Your client caught a juvenile blue runner, Caranx crysos, Charlie. Unlike adults, juveniles of this species have yellow median (dorsal, anal and caudal) fins and a series of broad, dark bands on their sides. Although faded, these bands can be seen on the fish in question. Additionally, unlike some other Atlantic members of the family Carangidae (the jacks), blue runners have a dark blotch by the upper posterior margin of each operculum, and this is apparent

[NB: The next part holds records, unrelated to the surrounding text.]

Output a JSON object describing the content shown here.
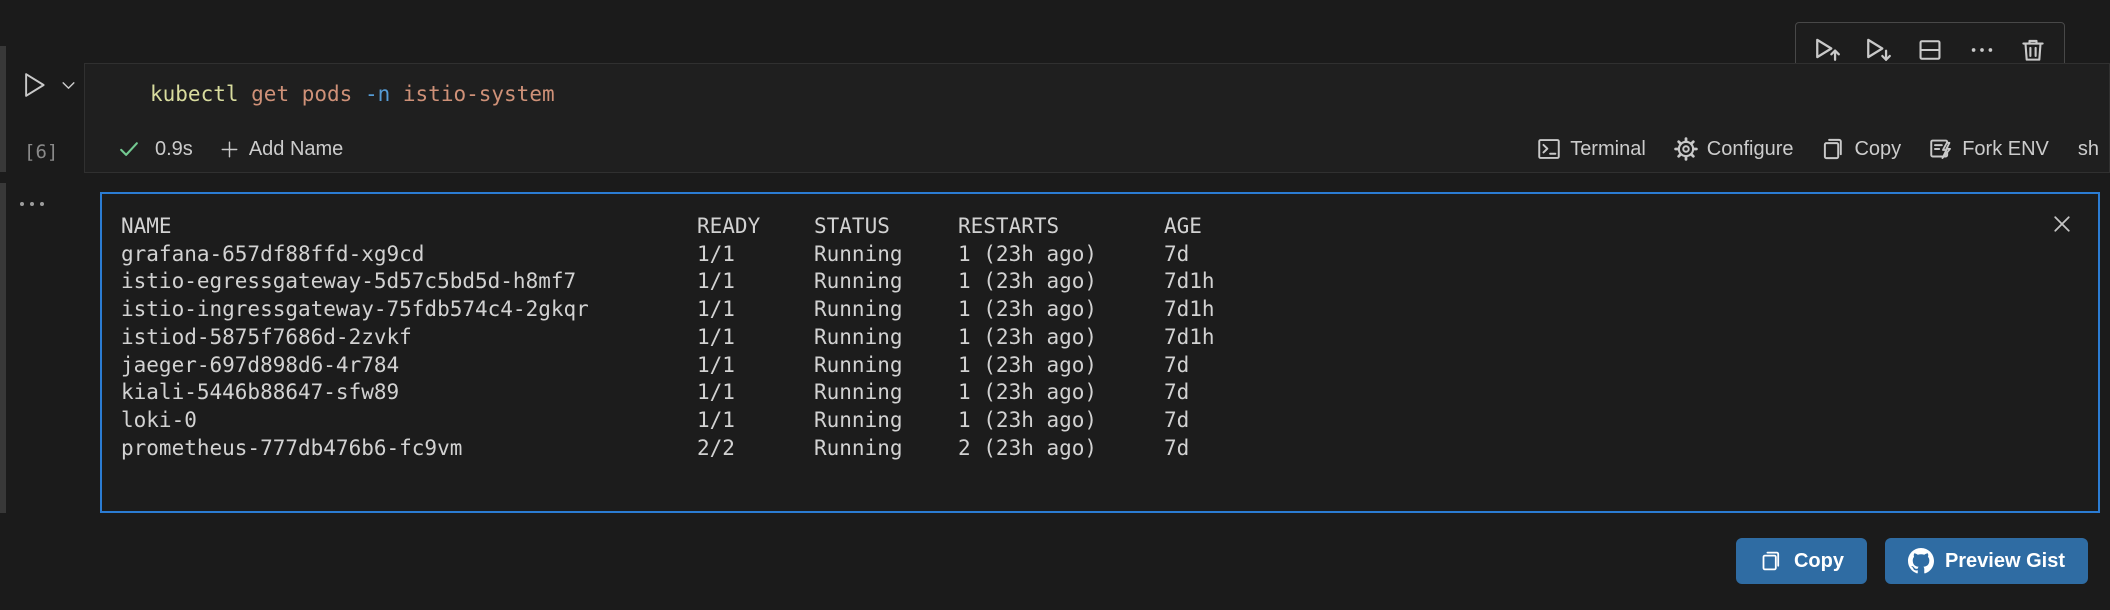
{
  "colors": {
    "background": "#1b1b1b",
    "cell_background": "#1f1f1f",
    "output_border_blue": "#2b7cd3",
    "button_blue": "#2f6ca3",
    "success_green": "#73c991",
    "token_command": "#d8dc9e",
    "token_argument": "#cf9178",
    "token_flag": "#569cd6"
  },
  "cell_toolbar": {
    "buttons": [
      "execute-above",
      "execute-below",
      "split-cell",
      "more-actions",
      "delete-cell"
    ]
  },
  "gutter": {
    "run_button": "play",
    "run_dropdown": "chevron-down",
    "execution_count": "[6]",
    "output_menu": "ellipsis"
  },
  "cell": {
    "code_tokens": [
      {
        "text": "kubectl",
        "color": "#d8dc9e"
      },
      {
        "text": " get pods ",
        "color": "#cf9178"
      },
      {
        "text": "-n",
        "color": "#569cd6"
      },
      {
        "text": " istio-system",
        "color": "#cf9178"
      }
    ],
    "status": {
      "success_icon": "check",
      "duration": "0.9s",
      "add_name_label": "Add Name"
    },
    "actions": [
      {
        "icon": "terminal-icon",
        "label": "Terminal"
      },
      {
        "icon": "gear-icon",
        "label": "Configure"
      },
      {
        "icon": "copy-icon",
        "label": "Copy"
      },
      {
        "icon": "fork-env-icon",
        "label": "Fork ENV"
      }
    ],
    "language_label": "sh"
  },
  "output": {
    "close_icon": "close-x",
    "headers": [
      "NAME",
      "READY",
      "STATUS",
      "RESTARTS",
      "AGE"
    ],
    "rows": [
      {
        "name": "grafana-657df88ffd-xg9cd",
        "ready": "1/1",
        "status": "Running",
        "restarts": "1 (23h ago)",
        "age": "7d"
      },
      {
        "name": "istio-egressgateway-5d57c5bd5d-h8mf7",
        "ready": "1/1",
        "status": "Running",
        "restarts": "1 (23h ago)",
        "age": "7d1h"
      },
      {
        "name": "istio-ingressgateway-75fdb574c4-2gkqr",
        "ready": "1/1",
        "status": "Running",
        "restarts": "1 (23h ago)",
        "age": "7d1h"
      },
      {
        "name": "istiod-5875f7686d-2zvkf",
        "ready": "1/1",
        "status": "Running",
        "restarts": "1 (23h ago)",
        "age": "7d1h"
      },
      {
        "name": "jaeger-697d898d6-4r784",
        "ready": "1/1",
        "status": "Running",
        "restarts": "1 (23h ago)",
        "age": "7d"
      },
      {
        "name": "kiali-5446b88647-sfw89",
        "ready": "1/1",
        "status": "Running",
        "restarts": "1 (23h ago)",
        "age": "7d"
      },
      {
        "name": "loki-0",
        "ready": "1/1",
        "status": "Running",
        "restarts": "1 (23h ago)",
        "age": "7d"
      },
      {
        "name": "prometheus-777db476b6-fc9vm",
        "ready": "2/2",
        "status": "Running",
        "restarts": "2 (23h ago)",
        "age": "7d"
      }
    ]
  },
  "footer": {
    "copy_label": "Copy",
    "preview_gist_label": "Preview Gist"
  }
}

on the fish in your photographs. Finally, the fish lacks adipose eyelids, which are characteristic of yellow jacks (C. bartholomaei) and bar jacks (C. ruber), similarly shaped species that also have yellow median fins as juveniles. Juvenile blue runners often form schools and are easily caught on sabiki or quill rigs or small jigs or shrimp-tipped hooks. They make excellent live bait for pelagic species including king mackerel (Scomberomorus cavalla) and sailfish (Istiophorus platypterus). Unfortunately, larger individuals are quite strong-tasting, which limits their appeal to many human would-be consumers. The maximum size achieved by blue runners is slightly more than 2 feet (the all-tackle record was an 11-pound, 2-ounce fish from the northern Gulf of Mexico in 1997), although the average size is considerably smaller. In the Western Atlantic, the blue runner ranges from Nova Scotia through Brazil, including Bermuda, the Bahamas, the Caribbean Sea and the Gulf of Mexico.